Back in 2019, Taylor Swift made an announcement regarding her plan to re-record her initial six albums. This decision came about due to her losing control over the original master recordings to her previous record label. As of 2021, she commenced the release of these re-recorded versions. In addition to recreating the original tracks, Swift seized the opportunity to incorporate some extra songs that had been left out initially. The reimagined editions of her albums “Fearless” and “Red” were met with enthusiastic approval from her fan base.
Continuing this endeavor, Swift proceeded to release a renewed version of her album “Speak Now” in August. This time around, she went a step further by not only providing a mainstream release but also introducing a couple of limited edition variations.
Scheduled for release on October 27th, Taylor Swift’s upcoming reissue, “1989 (Taylor’s Version),” is poised to hit the market. Similar to her previous re-releases, she’s introducing special editions alongside the standard version. However, this time, her marketing strategies have sparked some discontent among fans.
Alongside the standard edition CD, she initially made available four distinct special edition CDs for the first 89 hours following the announcement. Swift also unveiled plans for a vinyl version, notably the Crystal Skies Blue edition. This variant showcases an exclusive photo of Swift and is crafted from blue vinyl.
Nonetheless, this is where fan frustration began to emerge. Recently, Swift revealed yet another vinyl release of “1989” – the Sunrise Boulevard Yellow edition.
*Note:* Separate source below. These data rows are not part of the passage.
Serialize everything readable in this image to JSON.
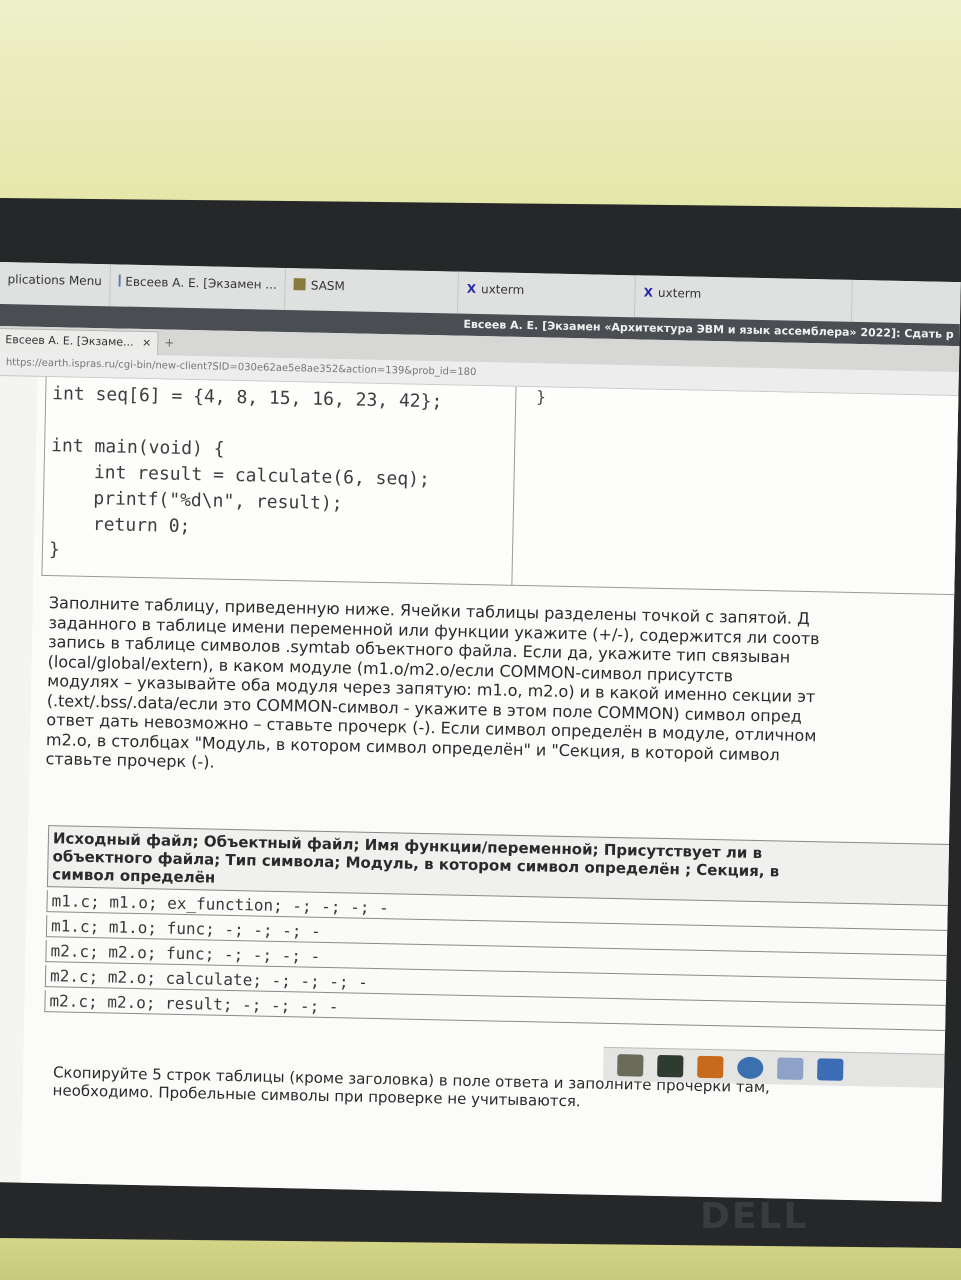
{
  "taskbar": {
    "items": [
      {
        "label": "plications Menu",
        "icon": "apps-menu-icon"
      },
      {
        "label": "Евсеев А. Е. [Экзамен ...",
        "icon": "browser-icon"
      },
      {
        "label": "SASM",
        "icon": "sasm-icon"
      },
      {
        "label": "uxterm",
        "icon": "x-icon"
      },
      {
        "label": "uxterm",
        "icon": "x-icon"
      }
    ]
  },
  "window": {
    "title": "Евсеев А. Е. [Экзамен «Архитектура ЭВМ и язык ассемблера» 2022]: Сдать р"
  },
  "browser": {
    "tab_label": "Евсеев А. Е. [Экзаме...",
    "tab_close": "×",
    "new_tab": "+",
    "url": "https://earth.ispras.ru/cgi-bin/new-client?SID=030e62ae5e8ae352&action=139&prob_id=180"
  },
  "code": {
    "left": "int seq[6] = {4, 8, 15, 16, 23, 42};\n\nint main(void) {\n    int result = calculate(6, seq);\n    printf(\"%d\\n\", result);\n    return 0;\n}",
    "right": "}"
  },
  "instructions": {
    "lines": [
      "Заполните таблицу, приведенную ниже. Ячейки таблицы разделены точкой с запятой. Д",
      "заданного в таблице имени переменной или функции укажите (+/-), содержится ли соотв",
      "запись в таблице символов .symtab объектного файла. Если да, укажите тип связыван",
      "(local/global/extern), в каком модуле (m1.o/m2.o/если COMMON-символ присутств",
      "модулях – указывайте оба модуля через запятую: m1.o, m2.o) и в какой именно секции эт",
      "(.text/.bss/.data/если это COMMON-символ - укажите в этом поле COMMON) символ опред",
      "ответ дать невозможно – ставьте прочерк (-). Если символ определён в модуле, отличном",
      "m2.o, в столбцах \"Модуль, в котором символ определён\" и \"Секция, в которой символ",
      "ставьте прочерк (-)."
    ]
  },
  "table": {
    "header_lines": [
      "Исходный файл; Объектный файл; Имя функции/переменной; Присутствует ли в",
      "объектного файла; Тип символа; Модуль, в котором символ определён ; Секция, в",
      "символ определён"
    ],
    "rows": [
      "m1.c; m1.o; ex_function; -; -; -; -",
      "m1.c; m1.o; func; -; -; -; -",
      "m2.c; m2.o; func; -; -; -; -",
      "m2.c; m2.o; calculate; -; -; -; -",
      "m2.c; m2.o; result; -; -; -; -"
    ]
  },
  "footer": {
    "lines": [
      "Скопируйте 5 строк таблицы (кроме заголовка) в поле ответа и заполните прочерки там,",
      "необходимо. Пробельные символы при проверке не учитываются."
    ]
  },
  "panel": {
    "icons": [
      "monitor-icon",
      "terminal-icon",
      "files-icon",
      "globe-icon",
      "search-icon",
      "folder-icon"
    ],
    "colors": [
      "#6b6b5a",
      "#2f3b2f",
      "#c86a1e",
      "#3a6fb0",
      "#8ea2c8",
      "#3b6cb5"
    ]
  },
  "brand": {
    "logo": "DELL"
  }
}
Distinguished by a different photo and stamped from yellow vinyl, this edition was only accessible for pre-order within a 48-hour window or until supplies were depleted.
On August 21st, she took to Instagram to inform her followers that the Aquamarine Green edition was currently available for purchase – but for a limited span of 48 hours.
Subsequently, fans began expressing their discontent. One individual labeled it as “Another shameless cash grab,” while another voiced their frustration on Reddit, stating they were “actually getting annoyed she keeps doing this.”
A third individual mentioned that they were finding it hard to cope with the perception of excessive money-seeking. While it’s true that fans aren’t obliged to acquire more than one copy of “1989 (Taylor’s Version),” the fact that a total of eight distinct editions – encompassing both CD and vinyl formats – have already been presented more than two months before the actual release does come across as somewhat imprudent.